**AIM OF THE TASK:**
Every line with the string "JSON" in it belongs in your answer, so copy them all from the data.

DATASET RECORDS below:

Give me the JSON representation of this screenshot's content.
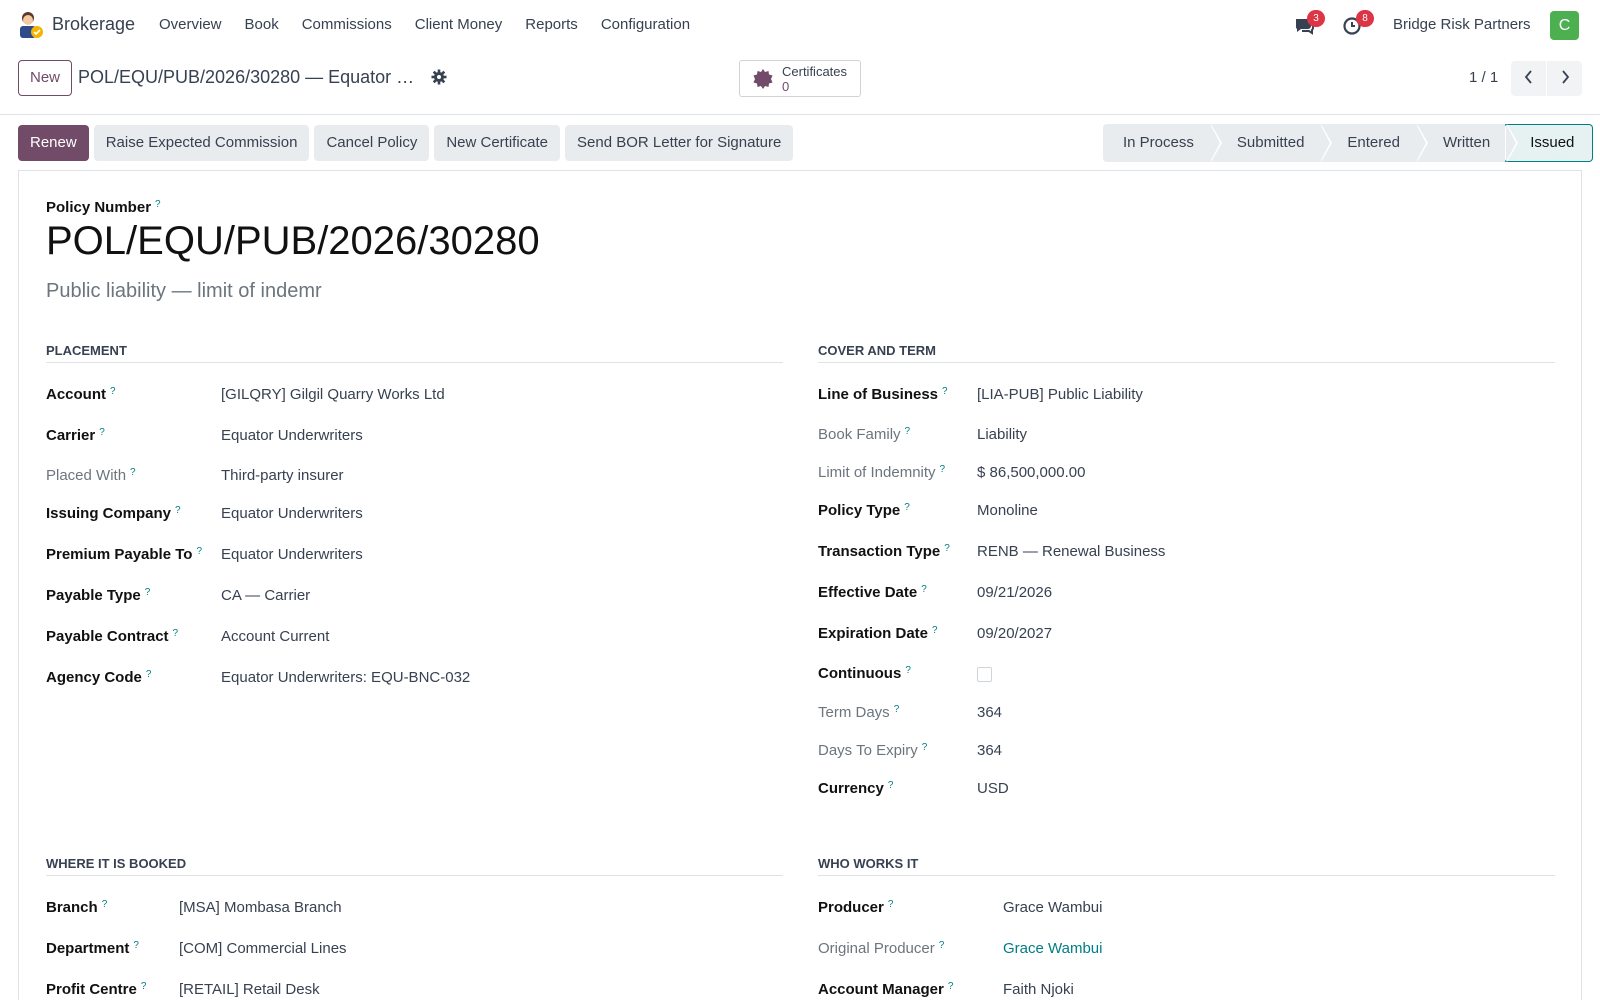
{
  "navbar": {
    "app_name": "Brokerage",
    "menu": [
      "Overview",
      "Book",
      "Commissions",
      "Client Money",
      "Reports",
      "Configuration"
    ],
    "messages_count": "3",
    "activities_count": "8",
    "company": "Bridge Risk Partners",
    "avatar_initial": "C"
  },
  "control_panel": {
    "new_label": "New",
    "breadcrumb": "POL/EQU/PUB/2026/30280 — Equator …",
    "smart_button": {
      "label": "Certificates",
      "value": "0"
    },
    "pager": "1 / 1"
  },
  "actions": [
    "Renew",
    "Raise Expected Commission",
    "Cancel Policy",
    "New Certificate",
    "Send BOR Letter for Signature"
  ],
  "stages": [
    "In Process",
    "Submitted",
    "Entered",
    "Written",
    "Issued"
  ],
  "active_stage": "Issued",
  "form": {
    "policy_number_label": "Policy Number",
    "policy_number": "POL/EQU/PUB/2026/30280",
    "description": "Public liability — limit of indemr",
    "placement": {
      "title": "PLACEMENT",
      "fields": [
        {
          "label": "Account",
          "value": "[GILQRY] Gilgil Quarry Works Ltd"
        },
        {
          "label": "Carrier",
          "value": "Equator Underwriters"
        },
        {
          "label": "Placed With",
          "value": "Third-party insurer"
        },
        {
          "label": "Issuing Company",
          "value": "Equator Underwriters"
        },
        {
          "label": "Premium Payable To",
          "value": "Equator Underwriters"
        },
        {
          "label": "Payable Type",
          "value": "CA — Carrier"
        },
        {
          "label": "Payable Contract",
          "value": "Account Current"
        },
        {
          "label": "Agency Code",
          "value": "Equator Underwriters: EQU-BNC-032"
        }
      ]
    },
    "cover": {
      "title": "COVER AND TERM",
      "fields": [
        {
          "label": "Line of Business",
          "value": "[LIA-PUB] Public Liability"
        },
        {
          "label": "Book Family",
          "value": "Liability"
        },
        {
          "label": "Limit of Indemnity",
          "value": "$ 86,500,000.00"
        },
        {
          "label": "Policy Type",
          "value": "Monoline"
        },
        {
          "label": "Transaction Type",
          "value": "RENB — Renewal Business"
        },
        {
          "label": "Effective Date",
          "value": "09/21/2026"
        },
        {
          "label": "Expiration Date",
          "value": "09/20/2027"
        },
        {
          "label": "Continuous",
          "value": ""
        },
        {
          "label": "Term Days",
          "value": "364"
        },
        {
          "label": "Days To Expiry",
          "value": "364"
        },
        {
          "label": "Currency",
          "value": "USD"
        }
      ]
    },
    "booked": {
      "title": "WHERE IT IS BOOKED",
      "fields": [
        {
          "label": "Branch",
          "value": "[MSA] Mombasa Branch"
        },
        {
          "label": "Department",
          "value": "[COM] Commercial Lines"
        },
        {
          "label": "Profit Centre",
          "value": "[RETAIL] Retail Desk"
        }
      ]
    },
    "who": {
      "title": "WHO WORKS IT",
      "fields": [
        {
          "label": "Producer",
          "value": "Grace Wambui"
        },
        {
          "label": "Original Producer",
          "value": "Grace Wambui"
        },
        {
          "label": "Account Manager",
          "value": "Faith Njoki"
        }
      ]
    }
  },
  "colors": {
    "brand": "#714b67",
    "accent": "#017e84",
    "badge": "#dc3545",
    "avatar": "#4caf50"
  },
  "icons": [
    "app-logo-icon",
    "chat-icon",
    "clock-icon",
    "gear-icon",
    "certificate-icon",
    "chevron-left-icon",
    "chevron-right-icon"
  ]
}
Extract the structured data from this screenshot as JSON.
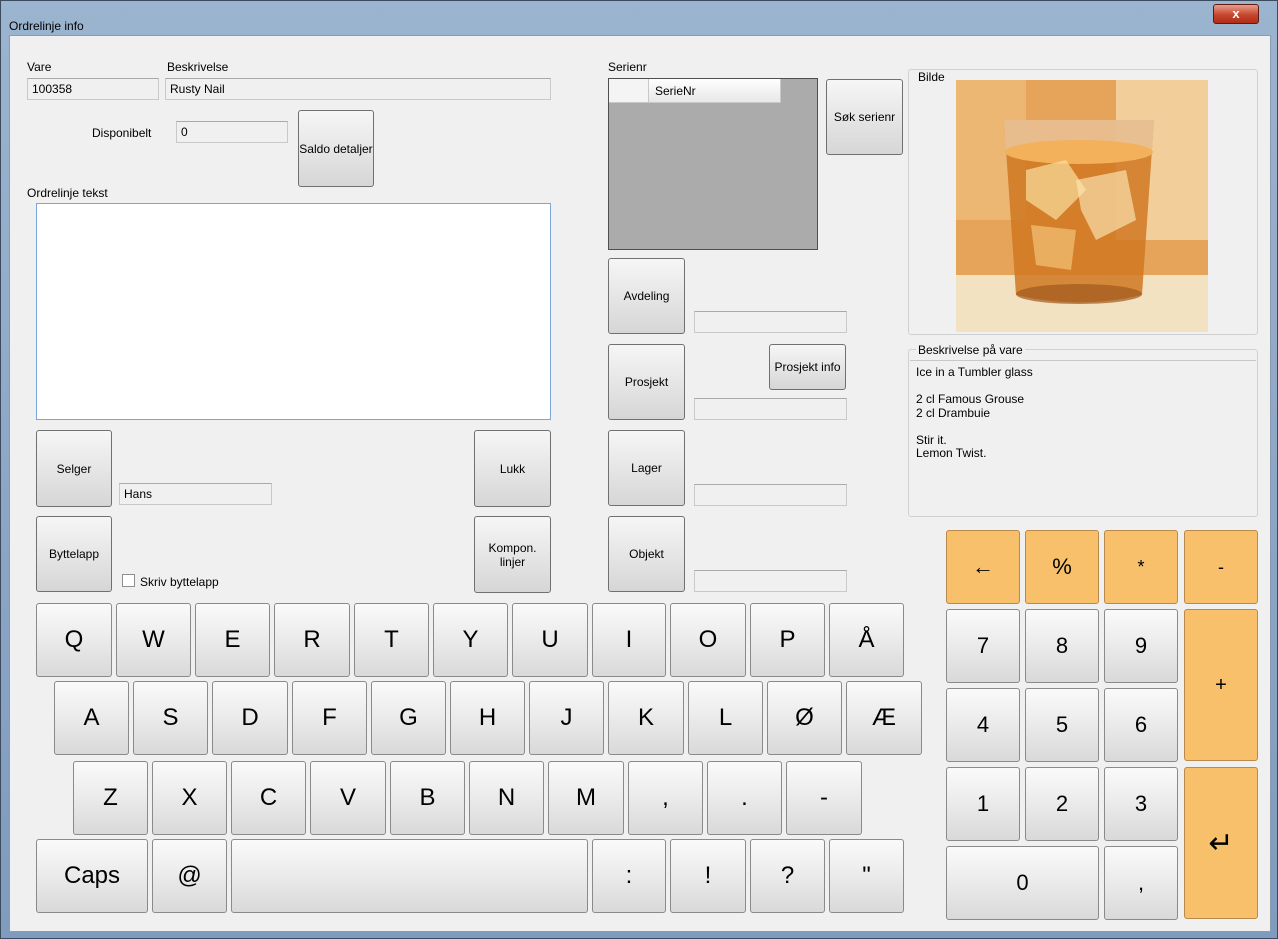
{
  "window": {
    "title": "Ordrelinje info",
    "close_label": "x"
  },
  "vare": {
    "label": "Vare",
    "value": "100358"
  },
  "beskrivelse": {
    "label": "Beskrivelse",
    "value": "Rusty Nail"
  },
  "disponibelt": {
    "label": "Disponibelt",
    "value": "0"
  },
  "saldo_button": "Saldo detaljer",
  "ordrelinje": {
    "label": "Ordrelinje tekst",
    "value": ""
  },
  "serienr": {
    "label": "Serienr",
    "column": "SerieNr",
    "search_button": "Søk serienr"
  },
  "avdeling": {
    "button": "Avdeling",
    "value": ""
  },
  "prosjekt": {
    "button": "Prosjekt",
    "info_button": "Prosjekt info",
    "value": ""
  },
  "lager": {
    "button": "Lager",
    "value": ""
  },
  "objekt": {
    "button": "Objekt",
    "value": ""
  },
  "selger": {
    "button": "Selger",
    "value": "Hans"
  },
  "byttelapp": {
    "button": "Byttelapp",
    "checkbox_label": "Skriv byttelapp",
    "checked": false
  },
  "lukk_button": "Lukk",
  "kompon_button": "Kompon. linjer",
  "bilde": {
    "label": "Bilde"
  },
  "beskrivelse_vare": {
    "label": "Beskrivelse på vare",
    "lines": [
      "Ice in a Tumbler glass",
      "",
      "2 cl Famous Grouse",
      "2 cl Drambuie",
      "",
      "Stir it.",
      "Lemon Twist."
    ]
  },
  "keyboard": {
    "row1": [
      "Q",
      "W",
      "E",
      "R",
      "T",
      "Y",
      "U",
      "I",
      "O",
      "P",
      "Å"
    ],
    "row2": [
      "A",
      "S",
      "D",
      "F",
      "G",
      "H",
      "J",
      "K",
      "L",
      "Ø",
      "Æ"
    ],
    "row3": [
      "Z",
      "X",
      "C",
      "V",
      "B",
      "N",
      "M",
      ",",
      ".",
      "-"
    ],
    "row4": [
      "Caps",
      "@",
      "",
      ":",
      "!",
      "?",
      "\""
    ]
  },
  "numpad": {
    "top": [
      "←",
      "%",
      "*",
      "-"
    ],
    "r1": [
      "7",
      "8",
      "9"
    ],
    "r2": [
      "4",
      "5",
      "6"
    ],
    "r3": [
      "1",
      "2",
      "3"
    ],
    "zero": "0",
    "comma": ",",
    "plus": "+",
    "enter": "↵"
  },
  "colors": {
    "accent": "#f9c06c"
  }
}
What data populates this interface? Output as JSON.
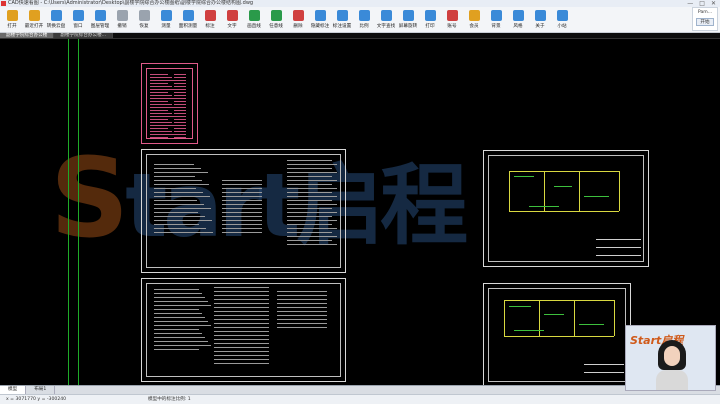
{
  "window": {
    "title": "CAD快速看图 - C:\\Users\\Administrator\\Desktop\\副楼学院综合办公楼图纸\\副楼学院综合办公楼结构图.dwg",
    "controls": [
      "—",
      "□",
      "✕"
    ]
  },
  "toolbar": [
    {
      "label": "打开",
      "icon": "open-icon",
      "color": "#e0a020"
    },
    {
      "label": "最近打开",
      "icon": "recent-icon",
      "color": "#e0a020"
    },
    {
      "label": "转换云盘",
      "icon": "cloud-icon",
      "color": "#3a8ad8"
    },
    {
      "label": "窗口",
      "icon": "window-icon",
      "color": "#3a8ad8"
    },
    {
      "label": "图层管理",
      "icon": "layers-icon",
      "color": "#3a8ad8"
    },
    {
      "label": "撤销",
      "icon": "undo-icon",
      "color": "#9aa3ae"
    },
    {
      "label": "恢复",
      "icon": "redo-icon",
      "color": "#9aa3ae"
    },
    {
      "label": "测量",
      "icon": "measure-icon",
      "color": "#3a8ad8"
    },
    {
      "label": "面积测量",
      "icon": "area-icon",
      "color": "#3a8ad8"
    },
    {
      "label": "标注",
      "icon": "annotate-icon",
      "color": "#d04040"
    },
    {
      "label": "文字",
      "icon": "text-icon",
      "color": "#d04040"
    },
    {
      "label": "画直线",
      "icon": "line-icon",
      "color": "#2a9a4a"
    },
    {
      "label": "任意线",
      "icon": "freehand-icon",
      "color": "#2a9a4a"
    },
    {
      "label": "删除",
      "icon": "delete-icon",
      "color": "#d04040"
    },
    {
      "label": "隐藏标注",
      "icon": "hide-icon",
      "color": "#3a8ad8"
    },
    {
      "label": "标注设置",
      "icon": "settings-icon",
      "color": "#3a8ad8"
    },
    {
      "label": "比例",
      "icon": "scale-icon",
      "color": "#3a8ad8"
    },
    {
      "label": "文字查找",
      "icon": "find-icon",
      "color": "#3a8ad8"
    },
    {
      "label": "屏幕旋转",
      "icon": "rotate-icon",
      "color": "#3a8ad8"
    },
    {
      "label": "打印",
      "icon": "print-icon",
      "color": "#3a8ad8"
    },
    {
      "label": "账号",
      "icon": "account-icon",
      "color": "#d04040"
    },
    {
      "label": "会员",
      "icon": "vip-icon",
      "color": "#e0a020"
    },
    {
      "label": "背景",
      "icon": "background-icon",
      "color": "#3a8ad8"
    },
    {
      "label": "风格",
      "icon": "style-icon",
      "color": "#3a8ad8"
    },
    {
      "label": "关于",
      "icon": "about-icon",
      "color": "#3a8ad8"
    },
    {
      "label": "小站",
      "icon": "site-icon",
      "color": "#3a8ad8"
    }
  ],
  "side_panel": {
    "title": "Pam...",
    "button": "开始"
  },
  "doc_tabs": [
    {
      "label": "副楼学院综合办公楼",
      "active": true
    },
    {
      "label": "副楼学院综合办公楼...",
      "active": false
    }
  ],
  "watermark": {
    "s": "S",
    "rest": "tart启程"
  },
  "layout_tabs": [
    {
      "label": "模型",
      "active": true
    },
    {
      "label": "布局1",
      "active": false
    }
  ],
  "status": {
    "coords": "x = 3071770  y = -300240",
    "hint": "模型中的标注比例: 1"
  },
  "video": {
    "logo": "Start启程"
  }
}
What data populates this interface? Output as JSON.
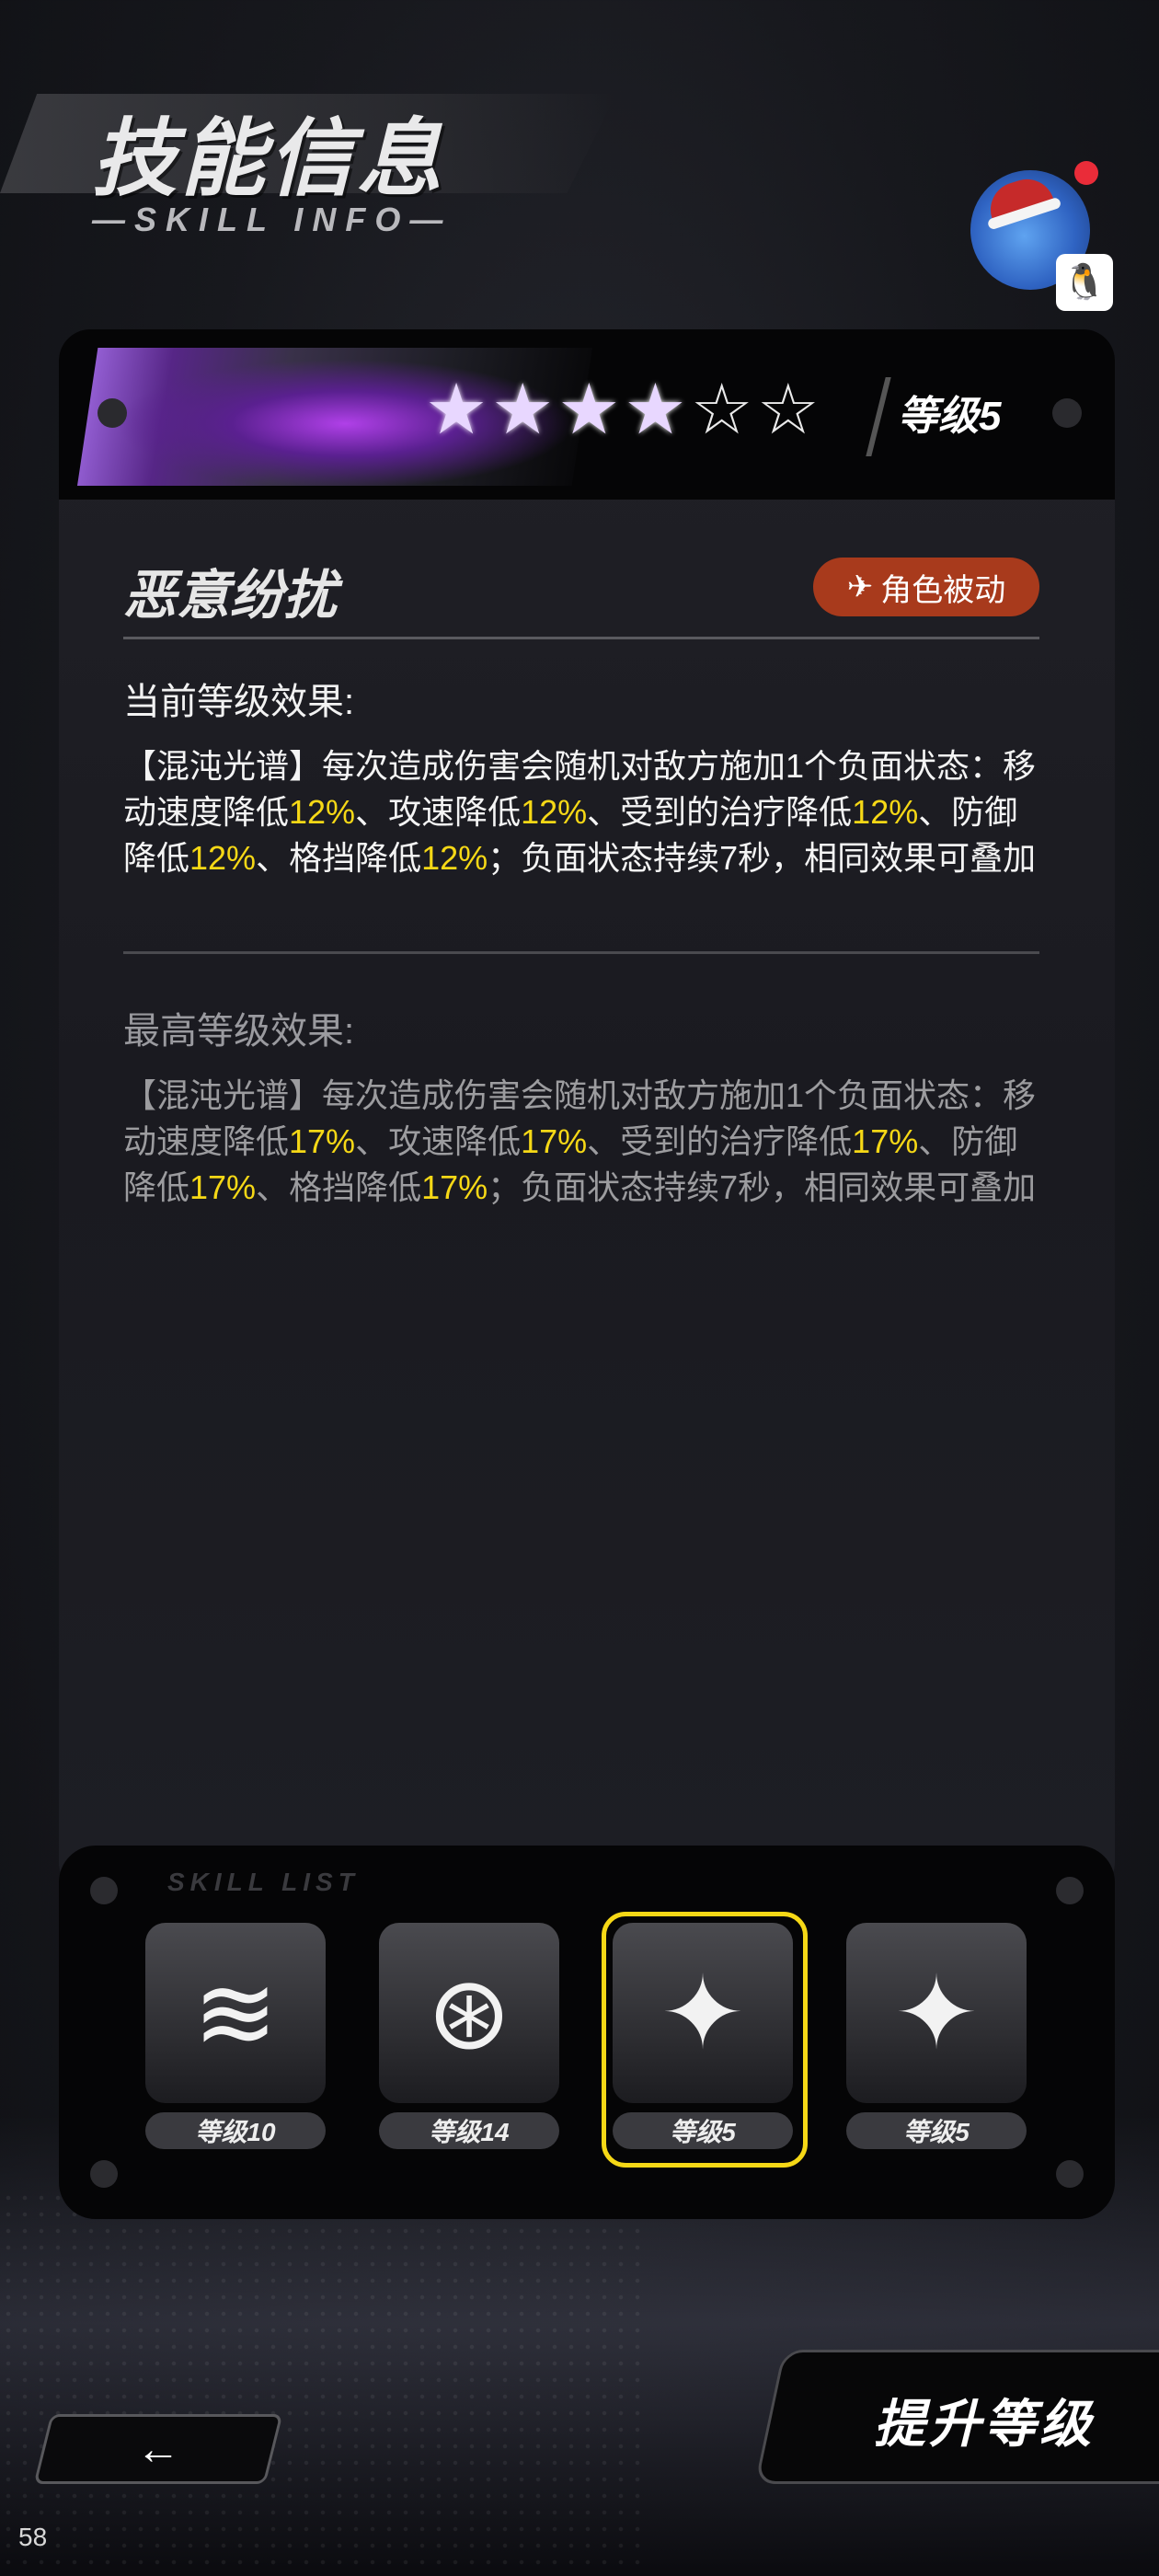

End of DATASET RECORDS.

**ANSWER SECTION:**
Give me the JSON representation of this screenshot's content.
Extract the structured data from this screenshot as JSON.
What data populates this interface? Output as JSON.
What data populates this interface? Output as JSON.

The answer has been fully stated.